● Your task
Search the entries for the word "JSON" and return every line where it is found.
[Provided material — start]
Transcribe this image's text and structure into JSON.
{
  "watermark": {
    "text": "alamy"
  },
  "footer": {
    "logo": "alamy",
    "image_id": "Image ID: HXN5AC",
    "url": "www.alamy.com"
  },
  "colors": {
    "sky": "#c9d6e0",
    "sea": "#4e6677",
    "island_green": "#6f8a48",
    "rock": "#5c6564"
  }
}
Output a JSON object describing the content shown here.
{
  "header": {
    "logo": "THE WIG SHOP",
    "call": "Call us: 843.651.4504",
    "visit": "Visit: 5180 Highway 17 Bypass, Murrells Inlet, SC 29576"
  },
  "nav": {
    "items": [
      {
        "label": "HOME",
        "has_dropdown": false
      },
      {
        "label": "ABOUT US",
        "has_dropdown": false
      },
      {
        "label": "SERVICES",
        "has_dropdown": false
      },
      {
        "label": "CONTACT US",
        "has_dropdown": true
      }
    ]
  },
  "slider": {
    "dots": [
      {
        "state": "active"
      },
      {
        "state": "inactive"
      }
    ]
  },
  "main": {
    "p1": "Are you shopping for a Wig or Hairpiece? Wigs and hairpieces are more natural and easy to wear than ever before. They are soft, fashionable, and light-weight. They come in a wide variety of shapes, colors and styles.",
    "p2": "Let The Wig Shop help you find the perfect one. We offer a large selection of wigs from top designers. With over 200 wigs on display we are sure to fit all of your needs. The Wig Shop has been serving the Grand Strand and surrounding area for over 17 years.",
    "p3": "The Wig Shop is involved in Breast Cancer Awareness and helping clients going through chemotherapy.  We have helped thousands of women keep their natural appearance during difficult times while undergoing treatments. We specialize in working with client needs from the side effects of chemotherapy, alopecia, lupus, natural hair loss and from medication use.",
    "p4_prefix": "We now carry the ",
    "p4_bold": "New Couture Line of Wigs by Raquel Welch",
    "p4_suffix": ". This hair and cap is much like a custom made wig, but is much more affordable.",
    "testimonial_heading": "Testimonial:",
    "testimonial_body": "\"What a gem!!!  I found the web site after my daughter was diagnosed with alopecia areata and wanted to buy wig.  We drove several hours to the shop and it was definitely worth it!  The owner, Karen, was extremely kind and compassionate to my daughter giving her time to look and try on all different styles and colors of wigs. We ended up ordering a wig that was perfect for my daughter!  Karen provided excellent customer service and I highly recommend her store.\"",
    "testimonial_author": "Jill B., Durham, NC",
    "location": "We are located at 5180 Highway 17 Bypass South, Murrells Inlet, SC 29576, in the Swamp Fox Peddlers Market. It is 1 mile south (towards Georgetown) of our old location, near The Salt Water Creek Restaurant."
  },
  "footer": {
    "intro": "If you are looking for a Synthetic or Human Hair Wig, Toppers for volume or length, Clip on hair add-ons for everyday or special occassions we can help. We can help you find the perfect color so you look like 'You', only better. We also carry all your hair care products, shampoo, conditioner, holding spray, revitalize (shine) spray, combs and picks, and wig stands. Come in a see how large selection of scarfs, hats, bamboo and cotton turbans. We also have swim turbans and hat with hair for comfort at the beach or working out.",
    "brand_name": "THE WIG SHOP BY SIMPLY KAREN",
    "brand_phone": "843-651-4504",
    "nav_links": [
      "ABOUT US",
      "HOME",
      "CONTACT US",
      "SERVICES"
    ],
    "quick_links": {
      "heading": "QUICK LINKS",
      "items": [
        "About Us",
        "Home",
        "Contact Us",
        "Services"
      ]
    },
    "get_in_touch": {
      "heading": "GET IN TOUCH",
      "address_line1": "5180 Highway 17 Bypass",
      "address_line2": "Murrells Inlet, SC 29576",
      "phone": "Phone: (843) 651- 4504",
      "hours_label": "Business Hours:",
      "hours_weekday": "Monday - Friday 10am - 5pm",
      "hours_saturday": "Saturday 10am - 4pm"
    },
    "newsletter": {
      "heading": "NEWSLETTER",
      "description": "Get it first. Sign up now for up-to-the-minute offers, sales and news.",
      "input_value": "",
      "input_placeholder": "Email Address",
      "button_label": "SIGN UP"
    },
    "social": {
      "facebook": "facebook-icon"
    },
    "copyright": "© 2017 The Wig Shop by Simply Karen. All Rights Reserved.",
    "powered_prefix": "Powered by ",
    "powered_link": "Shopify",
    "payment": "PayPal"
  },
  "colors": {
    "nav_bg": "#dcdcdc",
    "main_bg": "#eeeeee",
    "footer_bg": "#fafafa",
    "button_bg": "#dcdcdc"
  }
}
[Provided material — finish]
● Response to the task
Transcribe this image's text and structure into JSON.
Output a JSON object describing the content shown here.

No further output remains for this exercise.